There’s been a lot of brouhaha this week about Gmail and the access that it’s giving third-party apps to your email. I already outlined exactly why this is not something to be particularly concerned about and how those headlines might be misleading to some. One of the key takeaways of my argument is that you still have control over your data and who gets to use it, so here’s how to do that…
Deal: Get Pixelbook at 25% off: $750!
How to remove third-party access to your Gmail inbox w/ Google Security Checkup
- Open up Security Checkup
- Remove third-party access
- You’re done
1. Open up Security Checkup
The primary key to making sure there aren’t any nefarious app developers out there using your Gmail inbox in ways it shouldn’t is a nifty tool Google offers called Security Checkup. It does exactly what any “checkup” does; you can run through a list of ways companies and apps outside of Google are using your account and decide how to act on them on a case-by-case basis.

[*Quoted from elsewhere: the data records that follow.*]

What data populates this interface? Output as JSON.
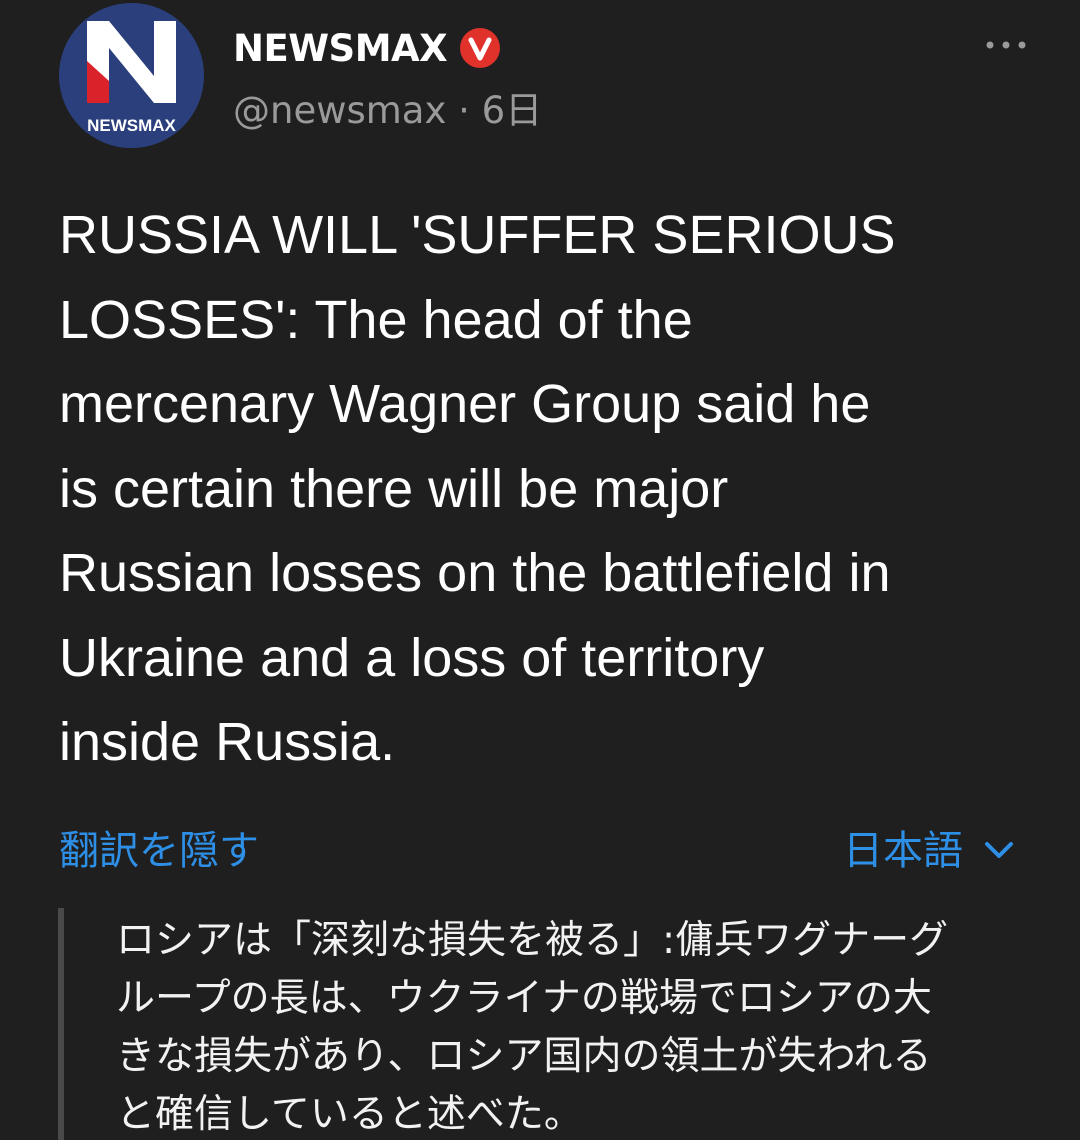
{
  "tweet": {
    "author": {
      "avatar_logo_text": "NEWSMAX",
      "display_name": "NEWSMAX",
      "handle": "@newsmax",
      "separator": "·",
      "time": "6日",
      "verified_icon": "verified-badge-icon"
    },
    "more_icon": "more-options-icon",
    "text": "RUSSIA WILL 'SUFFER SERIOUS\nLOSSES': The head of the\nmercenary Wagner Group said he\nis certain there will be major\nRussian losses on the battlefield in\nUkraine and a loss of territory\ninside Russia.",
    "translation": {
      "hide_label": "翻訳を隠す",
      "language_label": "日本語",
      "language_icon": "chevron-down-icon",
      "text": "ロシアは「深刻な損失を被る」:傭兵ワグナーグ\nループの長は、ウクライナの戦場でロシアの大\nきな損失があり、ロシア国内の領土が失われる\nと確信していると述べた。"
    }
  },
  "colors": {
    "background": "#1f1f1f",
    "link": "#2e8fe6",
    "secondary_text": "#9a9a9a",
    "verified_badge": "#e0322b"
  }
}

You can click here to access the Security Checkup page, and you’ll want to make sure that you’re signed in to the appropriate Google account. If you have multiple, you may want to do a checkup for multiple accounts.

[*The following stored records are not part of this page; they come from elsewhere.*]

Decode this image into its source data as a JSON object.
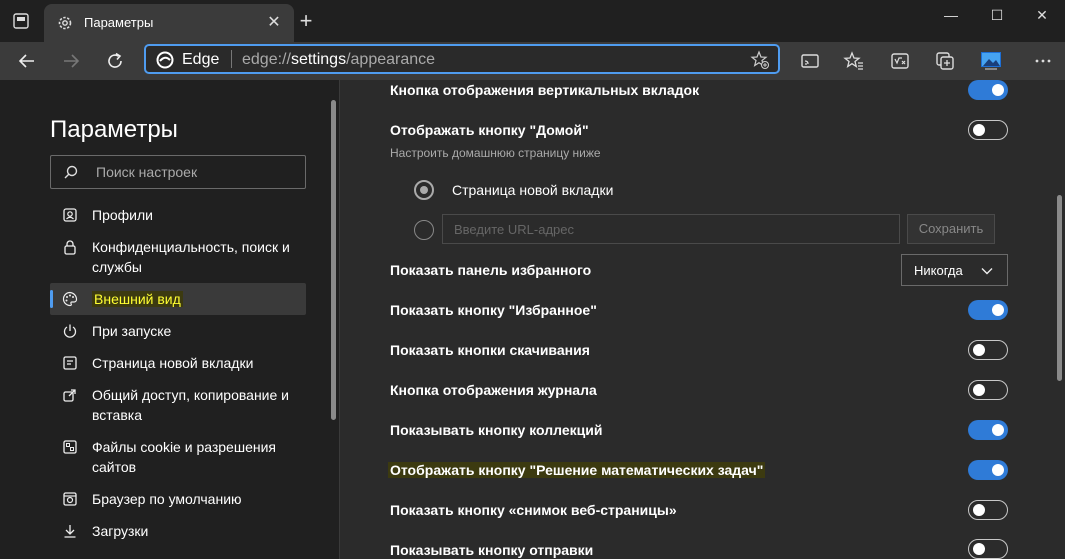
{
  "window": {
    "tab_title": "Параметры",
    "new_tab_symbol": "+",
    "close_tab_symbol": "✕",
    "minimize_symbol": "—",
    "maximize_symbol": "☐",
    "close_symbol": "✕"
  },
  "toolbar": {
    "brand": "Edge",
    "url_scheme": "edge://",
    "url_host": "settings",
    "url_path": "/appearance"
  },
  "sidebar": {
    "title": "Параметры",
    "search_placeholder": "Поиск настроек",
    "items": [
      {
        "label": "Профили",
        "icon": "profile-icon"
      },
      {
        "label": "Конфиденциальность, поиск и службы",
        "icon": "lock-icon"
      },
      {
        "label": "Внешний вид",
        "icon": "palette-icon",
        "active": true
      },
      {
        "label": "При запуске",
        "icon": "power-icon"
      },
      {
        "label": "Страница новой вкладки",
        "icon": "newtab-page-icon"
      },
      {
        "label": "Общий доступ, копирование и вставка",
        "icon": "share-icon"
      },
      {
        "label": "Файлы cookie и разрешения сайтов",
        "icon": "cookie-icon"
      },
      {
        "label": "Браузер по умолчанию",
        "icon": "browser-icon"
      },
      {
        "label": "Загрузки",
        "icon": "download-icon"
      }
    ]
  },
  "main": {
    "vertical_tabs_label": "Кнопка отображения вертикальных вкладок",
    "home_button_label": "Отображать кнопку \"Домой\"",
    "home_button_sub": "Настроить домашнюю страницу ниже",
    "radio_newtab_label": "Страница новой вкладки",
    "url_placeholder": "Введите URL-адрес",
    "save_label": "Сохранить",
    "favorites_bar_label": "Показать панель избранного",
    "favorites_bar_value": "Никогда",
    "favorites_button_label": "Показать кнопку \"Избранное\"",
    "downloads_button_label": "Показать кнопки скачивания",
    "history_button_label": "Кнопка отображения журнала",
    "collections_button_label": "Показывать кнопку коллекций",
    "math_solver_label": "Отображать кнопку \"Решение математических задач\"",
    "web_capture_label": "Показать кнопку «снимок веб-страницы»",
    "share_button_label": "Показывать кнопку отправки"
  },
  "toggles": {
    "vertical_tabs": true,
    "home_button": false,
    "favorites_button": true,
    "downloads_button": false,
    "history_button": false,
    "collections_button": true,
    "math_solver": true,
    "web_capture": false,
    "share_button": false
  },
  "colors": {
    "accent": "#2f7bd7",
    "highlight_text": "#ffff33",
    "sidebar_bg": "#202020",
    "content_bg": "#2b2b2b"
  }
}
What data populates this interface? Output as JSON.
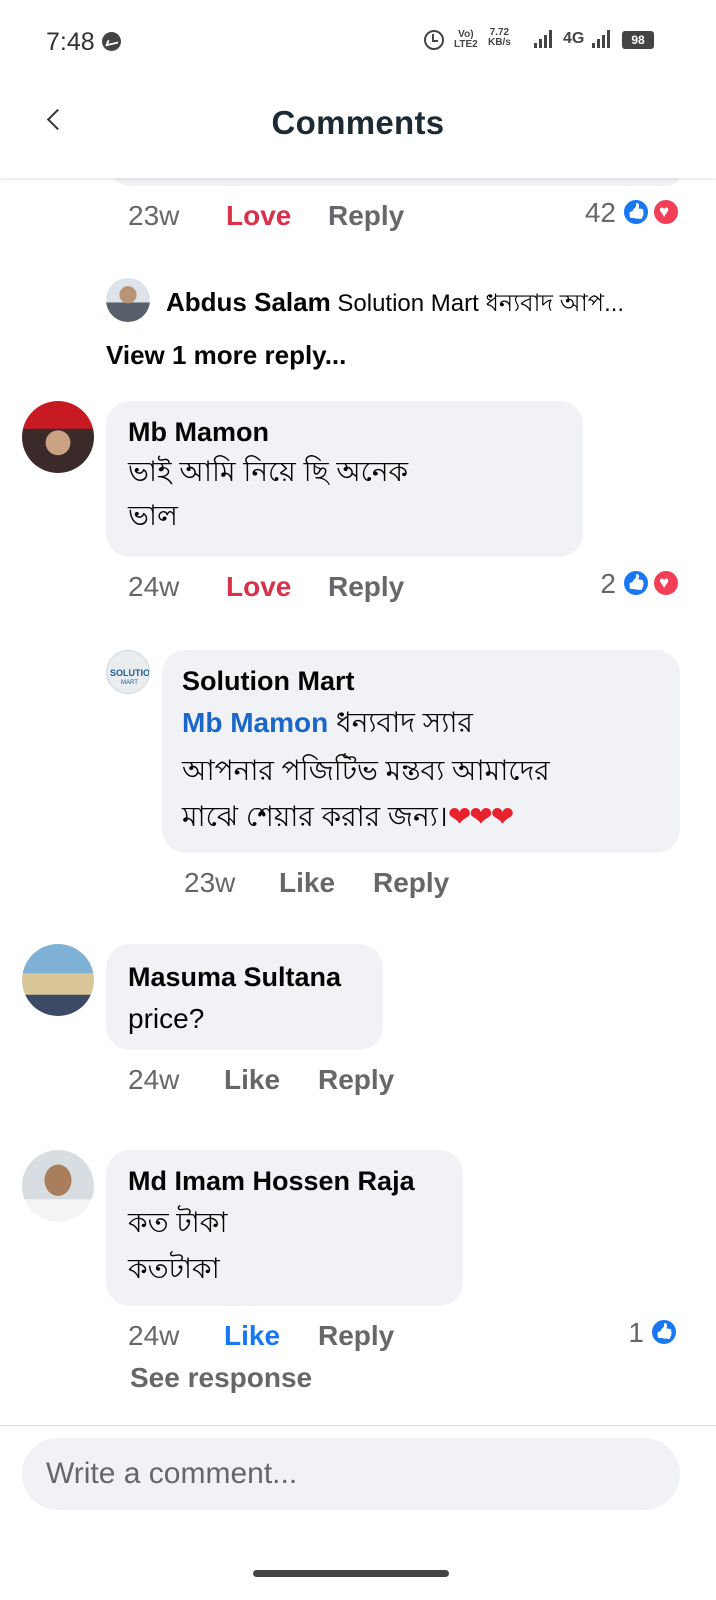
{
  "status_bar": {
    "time": "7:48",
    "volte": "Vo)",
    "lte": "LTE2",
    "speed_value": "7.72",
    "speed_unit": "KB/s",
    "network": "4G",
    "battery": "98",
    "icons": [
      "messenger-icon",
      "alarm-icon",
      "signal-icon",
      "battery-icon"
    ]
  },
  "header": {
    "title": "Comments",
    "back_icon": "chevron-left-icon"
  },
  "previous_comment": {
    "time": "23w",
    "reaction_label": "Love",
    "reply_label": "Reply",
    "reaction_count": "42"
  },
  "reply_preview": {
    "author": "Abdus Salam",
    "text": "Solution Mart ধন্যবাদ আপ...",
    "view_more": "View 1 more reply..."
  },
  "comments": [
    {
      "author": "Mb Mamon",
      "lines": [
        "ভাই আমি  নিয়ে  ছি অনেক",
        "ভাল"
      ],
      "time": "24w",
      "reaction_label": "Love",
      "reply_label": "Reply",
      "reaction_count": "2"
    },
    {
      "author": "Solution Mart",
      "mention": "Mb Mamon",
      "lines": [
        " ধন্যবাদ স্যার",
        "আপনার পজিটিভ মন্তব্য আমাদের",
        "মাঝে শেয়ার করার জন্য।"
      ],
      "hearts": "❤❤❤",
      "time": "23w",
      "reaction_label": "Like",
      "reply_label": "Reply"
    },
    {
      "author": "Masuma Sultana",
      "lines": [
        "price?"
      ],
      "time": "24w",
      "reaction_label": "Like",
      "reply_label": "Reply"
    },
    {
      "author": "Md Imam Hossen Raja",
      "lines": [
        "কত টাকা",
        "কতটাকা"
      ],
      "time": "24w",
      "reaction_label": "Like",
      "reply_label": "Reply",
      "reaction_count": "1",
      "see_response": "See response"
    }
  ],
  "composer": {
    "placeholder": "Write a comment..."
  },
  "colors": {
    "love": "#d8324b",
    "like_active": "#1877f2",
    "mention": "#1b66c9",
    "bubble": "#f0f2f5",
    "meta": "#65676b"
  }
}
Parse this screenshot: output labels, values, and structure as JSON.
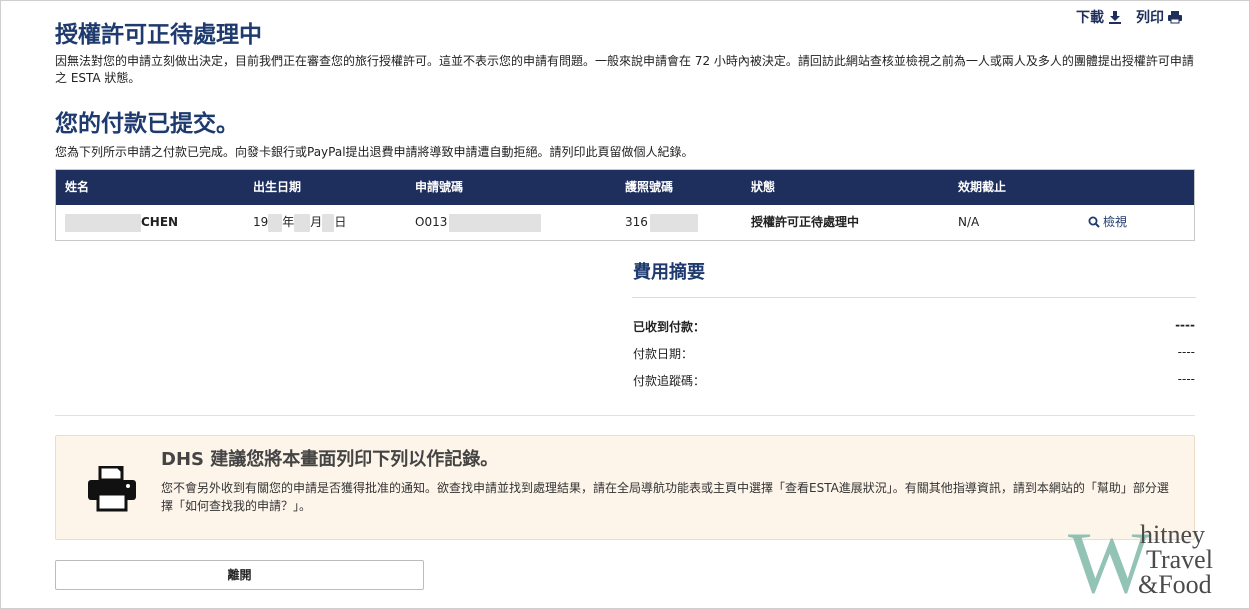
{
  "top_actions": {
    "download_label": "下載",
    "print_label": "列印"
  },
  "status": {
    "title": "授權許可正待處理中",
    "description": "因無法對您的申請立刻做出決定，目前我們正在審查您的旅行授權許可。這並不表示您的申請有問題。一般來說申請會在 72 小時內被決定。請回訪此網站查核並檢視之前為一人或兩人及多人的團體提出授權許可申請之 ESTA 狀態。"
  },
  "payment": {
    "title": "您的付款已提交。",
    "description": "您為下列所示申請之付款已完成。向發卡銀行或PayPal提出退費申請將導致申請遭自動拒絕。請列印此頁留做個人紀錄。"
  },
  "table": {
    "headers": [
      "姓名",
      "出生日期",
      "申請號碼",
      "護照號碼",
      "狀態",
      "效期截止",
      ""
    ],
    "row": {
      "name_visible": "CHEN",
      "dob_prefix": "19",
      "dob_year": "年",
      "dob_month": "月",
      "dob_day": "日",
      "application_prefix": "O013",
      "passport_prefix": "316",
      "status": "授權許可正待處理中",
      "expiry": "N/A",
      "view_label": "檢視"
    }
  },
  "fee_summary": {
    "title": "費用摘要",
    "rows": [
      {
        "label": "已收到付款：",
        "value": "----"
      },
      {
        "label": "付款日期：",
        "value": "----"
      },
      {
        "label": "付款追蹤碼：",
        "value": "----"
      }
    ]
  },
  "notice": {
    "title": "DHS 建議您將本畫面列印下列以作記錄。",
    "body": "您不會另外收到有關您的申請是否獲得批准的通知。欲查找申請並找到處理結果，請在全局導航功能表或主頁中選擇「查看ESTA進展狀況」。有關其他指導資訊，請到本網站的「幫助」部分選擇「如何查找我的申請？」。"
  },
  "leave_button": "離開",
  "watermark": {
    "letter": "W",
    "line1": "hitney",
    "line2": "Travel",
    "line3": "&Food"
  },
  "colors": {
    "navy": "#1e2f5e",
    "heading": "#1e3a6e",
    "notice_bg": "#fdf4ea",
    "watermark_green": "#7fb9a9"
  }
}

We’re primarily covering how to revoke third-party access to Gmail in this how-to, but the Security Checkup has many valuable uses beyond that. You can see which devices you own that might need a passcode lock, events that may have triggered a security warning, and update your verification methods including backup email addresses, your phone number, and more.
2. Remove third-party access

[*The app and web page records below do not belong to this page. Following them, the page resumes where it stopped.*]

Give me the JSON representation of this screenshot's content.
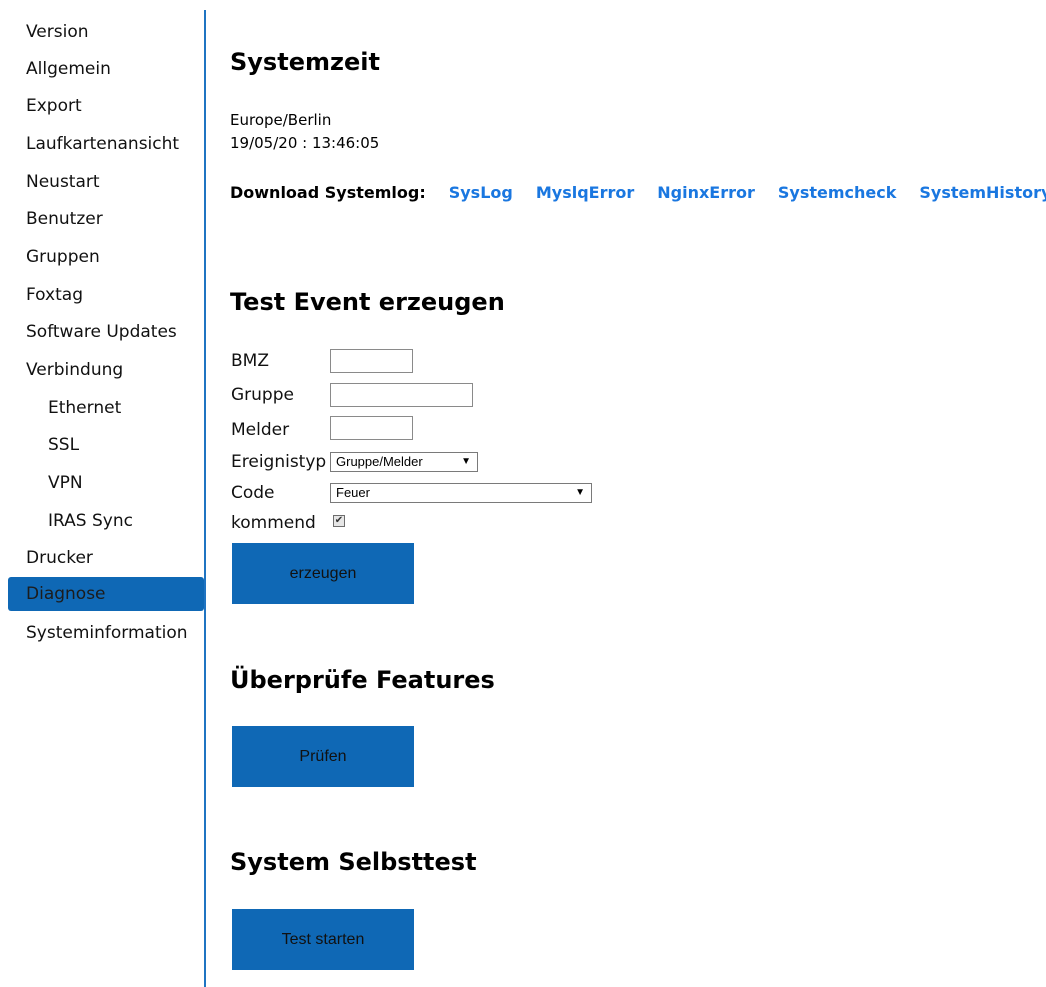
{
  "sidebar": {
    "items": [
      {
        "label": "Version"
      },
      {
        "label": "Allgemein"
      },
      {
        "label": "Export"
      },
      {
        "label": "Laufkartenansicht"
      },
      {
        "label": "Neustart"
      },
      {
        "label": "Benutzer"
      },
      {
        "label": "Gruppen"
      },
      {
        "label": "Foxtag"
      },
      {
        "label": "Software Updates"
      },
      {
        "label": "Verbindung"
      },
      {
        "label": "Ethernet"
      },
      {
        "label": "SSL"
      },
      {
        "label": "VPN"
      },
      {
        "label": "IRAS Sync"
      },
      {
        "label": "Drucker"
      },
      {
        "label": "Diagnose"
      },
      {
        "label": "Systeminformation"
      }
    ],
    "active": "Diagnose"
  },
  "systemzeit": {
    "title": "Systemzeit",
    "timezone": "Europe/Berlin",
    "datetime": "19/05/20 : 13:46:05"
  },
  "download": {
    "label": "Download Systemlog:",
    "links": [
      "SysLog",
      "MyslqError",
      "NginxError",
      "Systemcheck",
      "SystemHistory"
    ]
  },
  "test_event": {
    "title": "Test Event erzeugen",
    "bmz_label": "BMZ",
    "bmz_value": "",
    "gruppe_label": "Gruppe",
    "gruppe_value": "",
    "melder_label": "Melder",
    "melder_value": "",
    "ereignistyp_label": "Ereignistyp",
    "ereignistyp_value": "Gruppe/Melder",
    "code_label": "Code",
    "code_value": "Feuer",
    "kommend_label": "kommend",
    "kommend_checked": true,
    "submit_label": "erzeugen"
  },
  "features": {
    "title": "Überprüfe Features",
    "button_label": "Prüfen"
  },
  "selbsttest": {
    "title": "System Selbsttest",
    "button_label": "Test starten"
  },
  "colors": {
    "accent": "#0f68b5",
    "link": "#1a77e0",
    "divider": "#1f74c2"
  }
}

If you scroll down you’ll see a section titled “third-party access”. Google estimates the risk of the apps associated with your account, and tells you how many you have in that category. In my case, I have 5 apps that have “low risk access to your data”. One of those is Boomerang for Gmail.
You can quickly remove access by clicking “Remove Access,” but you can also click the small “i” button to getting a better glimpse of the app and details about the access it has. In this case, Boomerang has access to read, send, delete, and manage my email and it has 1-5 million Google Account users.
(To be clear, I’m not accusing Boomerang of doing anything malicious with your emails. They don’t.)
Of course, it’s worth remembering that if you revoke access to an app, you’ll lose access to all the functionality that that app brings. In the case of Boomerang, it’s an app that adds a bunch of features to Gmail such as the ability to schedule emails, and I’ll lose those features if I revoke access.
3. You’re done
And that’s it. Just “Remove Access” to all the Gmail-related apps that you don’t use. If you aren’t sure if you use it, then you probably don’t. And even if you later find out that you did, you can always give the app access again. I personally lean on the side of revoking access if I’m not sure about an app.
You might be familiar with the concept because it’s not unique to Google. On Facebook and Twitter as well, you can find a list of apps that you’ve authorized to use your account and data. You might be surprised by how many apps you’ve mindlessly given your data to, but that’s why we’re doing this — it’s just good practice to make sure that third-parties don’t have access to things they shouldn’t.